TASK TO COMPLETE |
Report every line of the data where the string "icon" appears.

RECORDS |

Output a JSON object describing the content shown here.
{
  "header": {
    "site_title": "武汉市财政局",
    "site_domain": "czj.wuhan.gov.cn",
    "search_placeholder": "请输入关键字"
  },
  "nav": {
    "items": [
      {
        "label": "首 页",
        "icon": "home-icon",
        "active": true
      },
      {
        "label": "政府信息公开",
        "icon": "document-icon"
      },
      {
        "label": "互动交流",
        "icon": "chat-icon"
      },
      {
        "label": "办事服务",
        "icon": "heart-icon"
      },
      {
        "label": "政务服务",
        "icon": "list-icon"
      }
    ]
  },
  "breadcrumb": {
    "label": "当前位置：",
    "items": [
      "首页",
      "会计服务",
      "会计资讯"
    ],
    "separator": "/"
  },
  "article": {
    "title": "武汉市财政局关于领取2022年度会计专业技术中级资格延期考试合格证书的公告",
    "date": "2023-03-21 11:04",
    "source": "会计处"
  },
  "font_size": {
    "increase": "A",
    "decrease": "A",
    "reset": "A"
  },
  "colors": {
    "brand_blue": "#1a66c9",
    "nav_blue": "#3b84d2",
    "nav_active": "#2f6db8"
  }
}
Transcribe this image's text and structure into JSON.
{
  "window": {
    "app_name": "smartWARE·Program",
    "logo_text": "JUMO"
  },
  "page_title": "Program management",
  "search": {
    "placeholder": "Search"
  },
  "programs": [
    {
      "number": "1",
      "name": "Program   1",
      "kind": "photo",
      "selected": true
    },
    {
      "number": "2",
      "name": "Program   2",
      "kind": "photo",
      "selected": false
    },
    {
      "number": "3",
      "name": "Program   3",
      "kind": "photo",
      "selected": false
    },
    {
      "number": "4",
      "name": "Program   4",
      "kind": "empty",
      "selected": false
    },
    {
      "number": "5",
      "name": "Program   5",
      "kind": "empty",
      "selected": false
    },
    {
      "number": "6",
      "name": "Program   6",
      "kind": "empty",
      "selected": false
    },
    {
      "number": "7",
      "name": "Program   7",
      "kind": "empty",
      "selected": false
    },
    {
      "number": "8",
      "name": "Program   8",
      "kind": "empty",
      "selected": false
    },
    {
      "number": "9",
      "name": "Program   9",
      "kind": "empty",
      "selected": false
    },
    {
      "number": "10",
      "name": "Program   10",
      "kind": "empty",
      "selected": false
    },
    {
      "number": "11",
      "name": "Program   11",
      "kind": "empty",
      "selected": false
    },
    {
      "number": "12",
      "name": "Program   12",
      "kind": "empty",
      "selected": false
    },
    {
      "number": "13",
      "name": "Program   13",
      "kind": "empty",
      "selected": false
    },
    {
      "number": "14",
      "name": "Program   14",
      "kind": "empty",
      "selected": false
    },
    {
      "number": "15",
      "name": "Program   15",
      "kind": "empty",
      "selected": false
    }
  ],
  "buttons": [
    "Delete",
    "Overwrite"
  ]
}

EXPECTED ANSWER |
        "icon": "home-icon",
        "icon": "document-icon"
        "icon": "chat-icon"
        "icon": "heart-icon"
        "icon": "list-icon"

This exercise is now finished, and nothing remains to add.